Probably the most notable feature associated with High Cup Gill is High Cup Scar, a pelmet-like exposure of the Great Whin Sill, lining the lip of the valley. It’s easy to see how the ice has struggled against the harder igneous rock while being able to remove the sedimentary rock much more easily. The scree extending down the valley sides is dolerite from the Whin Sill. The outcrop continues along the escarpment which marks the western extent of the intrusion.
High Cup Nick forms the rocky, igneous apex of High Cup Gill, where High Cup Gill Beck runs off High Cup Plain before being joined by Strands Beck on the valley bottom, way below. Close to the Nick, the distinctive pinnacle of Nichol Chair is associated with the eponymous cobbler who, legend has it, apparently undertook his trade on the feature in order to win a bet. High Cup Plain is the flatter area east of High Cup Gill, where the Tynebottom Limestone can be seen as a kind of ‘rock garden’ approaching Maize Beck Scar.
Location NY 746261 (High Cup Nick)
Geology North. The Whin Sill. Geology North. https://www.geologynorth.uk/the-whin-sill/. Accessed 12 10 2020.
Burgess, I. C., and A. J. Wadge. The Geology of the Cross Fell Area. Institute of Geological Sciences, 1974. British Geological Survey (BGS), http://pubs.bgs.ac.uk/publications.html?pubID=B01749. Accessed 12 10 2020.

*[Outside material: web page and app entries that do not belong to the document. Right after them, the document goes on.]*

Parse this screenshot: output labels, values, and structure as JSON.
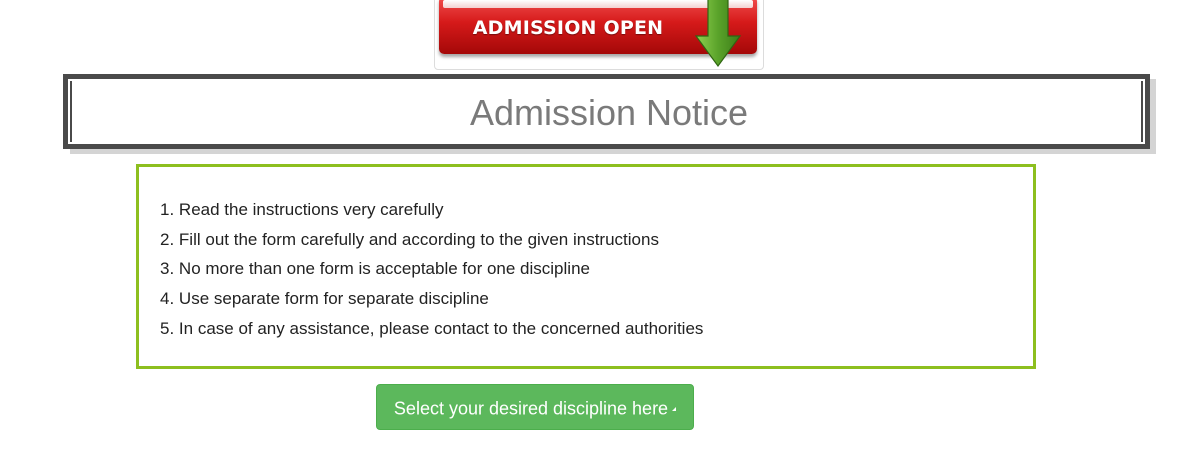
{
  "banner": {
    "text": "ADMISSION OPEN",
    "arrow_icon": "down-arrow-icon",
    "colors": {
      "ribbon": "#d61a1a",
      "arrow": "#5aa32a"
    }
  },
  "title": {
    "text": "Admission Notice",
    "color": "#7a7a7a",
    "border_color": "#4a4a4a"
  },
  "instructions": {
    "border_color": "#8dbf1f",
    "items": [
      {
        "num": "1.",
        "text": "Read the instructions very carefully"
      },
      {
        "num": "2.",
        "text": "Fill out the form carefully and according to the given instructions"
      },
      {
        "num": "3.",
        "text": "No more than one form is acceptable for one discipline"
      },
      {
        "num": "4.",
        "text": "Use separate form for separate discipline"
      },
      {
        "num": "5.",
        "text": "In case of any assistance, please contact to the concerned authorities"
      }
    ]
  },
  "discipline_button": {
    "label": "Select your desired discipline here",
    "icon": "caret-icon",
    "color": "#5cb85c"
  }
}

British Geological Survey (BGS). “Geology of Britain Viewer.” http://mapapps.bgs.ac.uk/geologyofbritain/home.html.